I rose, walked over to Victor, and said, "I'm leaving. Can you drive me to the bus station?" Shocked, he said, "You can't just leave the Duchess of D's weekend party."
"Yes, I can," I said. "I won't stay here." Then I went up to the pretty room, repacked my weekend bag and met Victor at his car. "I told her you were feeling ill and didn't want to spoil the day," he said. "You'll write a note and apologize for not saying goodbye or telling her why you had to leave."
"The hell I will."
"What is wrong with you?"
"Didn't you see what that man was doing to her daughter, touching her all over, stimulating her sexually, and the Duchess allowing it, almost as if she meant to amuse the Duke."
"But, she did," Victor said. "May she rot in hell," I replied.

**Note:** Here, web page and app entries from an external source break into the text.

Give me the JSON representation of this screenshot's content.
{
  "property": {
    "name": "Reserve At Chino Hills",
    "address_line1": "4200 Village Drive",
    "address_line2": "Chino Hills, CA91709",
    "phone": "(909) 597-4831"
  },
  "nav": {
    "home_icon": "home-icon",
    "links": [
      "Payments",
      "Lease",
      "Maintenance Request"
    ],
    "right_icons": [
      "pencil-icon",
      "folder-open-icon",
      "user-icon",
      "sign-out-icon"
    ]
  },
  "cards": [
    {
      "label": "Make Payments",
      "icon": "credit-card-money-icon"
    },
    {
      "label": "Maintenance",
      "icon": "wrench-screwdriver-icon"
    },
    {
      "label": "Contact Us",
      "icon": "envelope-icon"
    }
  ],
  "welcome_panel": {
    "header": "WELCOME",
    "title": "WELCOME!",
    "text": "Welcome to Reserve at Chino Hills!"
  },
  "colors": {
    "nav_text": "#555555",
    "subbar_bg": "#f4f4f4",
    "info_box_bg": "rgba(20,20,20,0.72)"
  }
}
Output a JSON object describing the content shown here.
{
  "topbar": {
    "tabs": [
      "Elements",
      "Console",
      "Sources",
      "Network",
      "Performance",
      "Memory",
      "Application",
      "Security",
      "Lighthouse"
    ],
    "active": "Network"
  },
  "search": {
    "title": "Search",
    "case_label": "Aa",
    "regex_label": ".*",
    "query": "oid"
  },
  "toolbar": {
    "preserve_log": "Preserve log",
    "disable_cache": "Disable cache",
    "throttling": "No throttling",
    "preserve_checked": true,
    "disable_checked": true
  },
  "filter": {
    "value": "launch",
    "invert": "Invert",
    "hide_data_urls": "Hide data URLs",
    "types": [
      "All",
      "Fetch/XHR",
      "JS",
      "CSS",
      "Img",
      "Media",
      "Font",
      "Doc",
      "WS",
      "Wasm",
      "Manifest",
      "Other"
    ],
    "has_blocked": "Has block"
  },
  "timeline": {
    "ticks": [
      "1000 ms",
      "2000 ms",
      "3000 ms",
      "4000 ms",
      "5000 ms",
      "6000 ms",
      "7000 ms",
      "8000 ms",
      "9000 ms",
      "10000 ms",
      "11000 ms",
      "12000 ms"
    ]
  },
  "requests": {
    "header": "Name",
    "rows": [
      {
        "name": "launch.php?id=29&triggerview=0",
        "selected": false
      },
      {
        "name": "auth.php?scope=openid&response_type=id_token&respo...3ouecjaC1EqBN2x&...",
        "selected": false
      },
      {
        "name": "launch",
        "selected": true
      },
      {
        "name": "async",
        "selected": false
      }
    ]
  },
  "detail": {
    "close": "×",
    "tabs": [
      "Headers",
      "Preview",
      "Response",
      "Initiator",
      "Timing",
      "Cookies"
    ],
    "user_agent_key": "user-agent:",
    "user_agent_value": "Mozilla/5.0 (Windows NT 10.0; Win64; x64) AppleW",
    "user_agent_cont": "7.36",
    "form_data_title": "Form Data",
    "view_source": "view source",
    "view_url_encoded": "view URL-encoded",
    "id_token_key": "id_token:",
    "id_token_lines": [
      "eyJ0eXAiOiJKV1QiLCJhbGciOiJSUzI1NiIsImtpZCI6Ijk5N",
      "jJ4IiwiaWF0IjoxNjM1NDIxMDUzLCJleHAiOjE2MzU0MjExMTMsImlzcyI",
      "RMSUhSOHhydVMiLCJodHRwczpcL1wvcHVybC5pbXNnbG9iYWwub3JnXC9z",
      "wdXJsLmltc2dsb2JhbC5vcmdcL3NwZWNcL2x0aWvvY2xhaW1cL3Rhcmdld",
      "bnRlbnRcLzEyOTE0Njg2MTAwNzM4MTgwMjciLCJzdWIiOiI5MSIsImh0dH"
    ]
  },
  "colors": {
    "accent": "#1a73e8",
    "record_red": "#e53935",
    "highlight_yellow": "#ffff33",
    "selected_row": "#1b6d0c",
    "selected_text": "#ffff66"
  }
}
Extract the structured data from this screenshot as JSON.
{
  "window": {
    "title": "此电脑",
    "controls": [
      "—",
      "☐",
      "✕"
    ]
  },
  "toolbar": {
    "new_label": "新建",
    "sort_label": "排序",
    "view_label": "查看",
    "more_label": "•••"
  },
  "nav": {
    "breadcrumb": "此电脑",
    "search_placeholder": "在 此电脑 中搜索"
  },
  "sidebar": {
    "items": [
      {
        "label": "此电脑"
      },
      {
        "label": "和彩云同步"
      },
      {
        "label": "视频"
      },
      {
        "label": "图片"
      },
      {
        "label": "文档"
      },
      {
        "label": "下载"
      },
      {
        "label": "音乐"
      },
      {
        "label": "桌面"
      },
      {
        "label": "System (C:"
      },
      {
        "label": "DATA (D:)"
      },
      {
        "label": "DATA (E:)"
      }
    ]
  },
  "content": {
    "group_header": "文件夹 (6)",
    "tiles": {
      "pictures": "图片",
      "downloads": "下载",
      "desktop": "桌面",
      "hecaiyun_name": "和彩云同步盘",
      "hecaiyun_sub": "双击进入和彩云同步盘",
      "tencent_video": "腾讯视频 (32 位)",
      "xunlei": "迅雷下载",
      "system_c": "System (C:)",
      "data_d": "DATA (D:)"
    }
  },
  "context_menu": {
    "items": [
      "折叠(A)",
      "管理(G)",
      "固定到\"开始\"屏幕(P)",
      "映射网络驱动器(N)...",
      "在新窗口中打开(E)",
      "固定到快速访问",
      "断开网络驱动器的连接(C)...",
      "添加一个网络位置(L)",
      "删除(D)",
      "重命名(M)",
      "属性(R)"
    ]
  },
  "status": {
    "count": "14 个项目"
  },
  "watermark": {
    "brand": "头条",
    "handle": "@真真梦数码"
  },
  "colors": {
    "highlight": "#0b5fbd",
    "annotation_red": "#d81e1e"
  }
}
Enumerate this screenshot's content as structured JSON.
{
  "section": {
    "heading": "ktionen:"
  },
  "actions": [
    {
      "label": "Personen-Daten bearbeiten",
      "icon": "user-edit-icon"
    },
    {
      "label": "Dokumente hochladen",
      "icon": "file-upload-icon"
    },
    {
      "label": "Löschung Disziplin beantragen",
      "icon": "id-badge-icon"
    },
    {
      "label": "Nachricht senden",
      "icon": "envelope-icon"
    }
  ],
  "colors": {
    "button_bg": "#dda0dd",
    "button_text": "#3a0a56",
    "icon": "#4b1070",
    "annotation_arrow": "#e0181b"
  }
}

I waited an hour for the interurban bus. It took four more hours to reach the outskirts of Paris, where I took the Metro. Three train changes later, I was at our apartment. My husband was surprised to see me; his sons from a previous marriage, who were visiting, were openly unhappy I was home: they had been glad to have their father to themselves for the weekend. I left them to their rare enjoyment of him and went to bed. The next morning the boys behaved badly, being confrontational and aggressive toward me, as they usually were, but by then I didn't care. My husband was so taken up with dealing with his sons and their demands that he did not ask why I had returned home so quickly. Several more days passed during which I no longer reacted to their bad behavior and eventually they became somewhat more amenable. When they left, at the end of the month, the younger boy hugged me; briefly, of course, but a hug nonetheless, which I returned just as briefly.
I never again saw the Duchess in person but caught sight of her on television, attending the wedding of Prince Charles and Lady Diana Spencer. The Duchess had aged and grown stocky; her hair was less blond than when I had known her and her coronet looked ungainly on her head. The Duke sat beside her in his ermine-tail trimmed robe, his gaze elsewhere, as ever. I later learned that, at her majority, the Duchess's daughter moved to New York where her name gave her quick entree into the world of fashion. She later gave birth to several children, each sired by a different man, none of whom she ever married. Hearing this, I wondered what sort of parent she was and, all those years later, felt a retroactive unease at having taken diplomatic leave rather than attempting to interfere. But at the time, I was too young and they would have thought me boorishly American if I objected to what was merely the sensual initiation of a child.